DIRECTIONS —
Check each line of the listing for the string "selected", count the lines that have it, and answer with that number only.

SUPPLIED DATA —

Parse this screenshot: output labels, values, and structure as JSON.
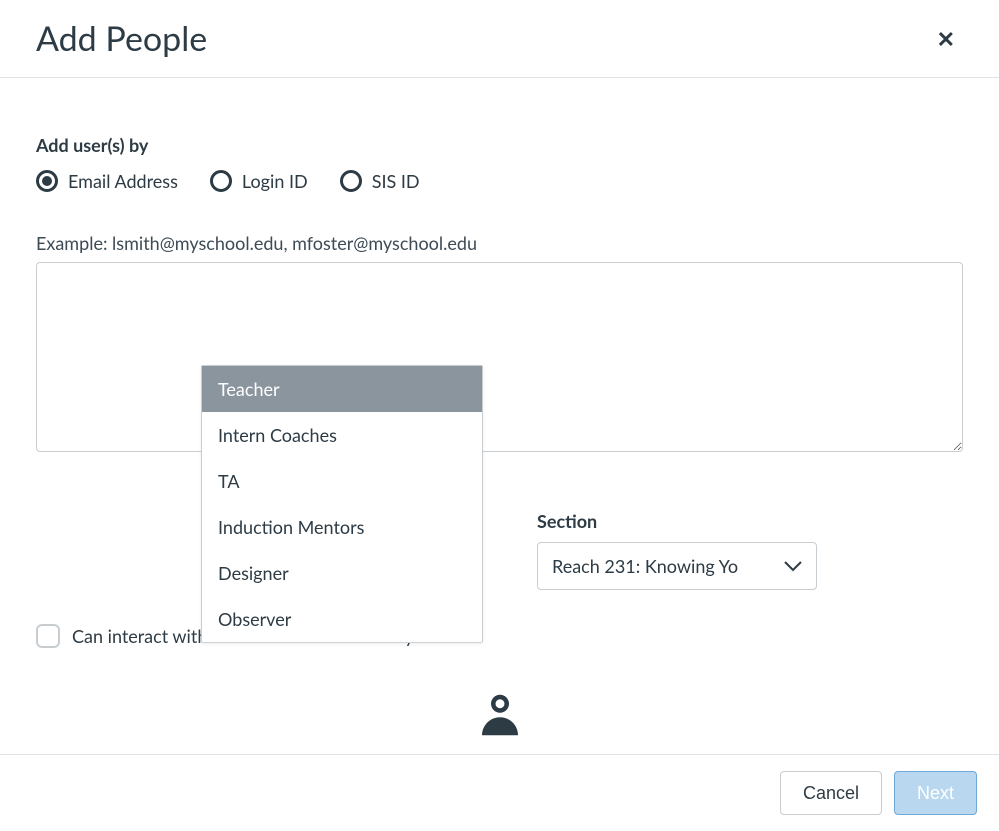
{
  "header": {
    "title": "Add People"
  },
  "addBy": {
    "label": "Add user(s) by",
    "options": [
      {
        "label": "Email Address",
        "selected": true
      },
      {
        "label": "Login ID",
        "selected": false
      },
      {
        "label": "SIS ID",
        "selected": false
      }
    ]
  },
  "example": "Example: lsmith@myschool.edu, mfoster@myschool.edu",
  "textarea": {
    "value": "",
    "placeholder": ""
  },
  "role": {
    "selected": "Teacher",
    "highlighted": "Teacher",
    "options": [
      "Teacher",
      "Intern Coaches",
      "TA",
      "Induction Mentors",
      "Designer",
      "Observer"
    ]
  },
  "section": {
    "label": "Section",
    "selected": "Reach 231: Knowing Yo"
  },
  "checkbox": {
    "label": "Can interact with users in their section only",
    "checked": false
  },
  "footer": {
    "cancel": "Cancel",
    "next": "Next"
  }
}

PROBLEM SOLUTION —
5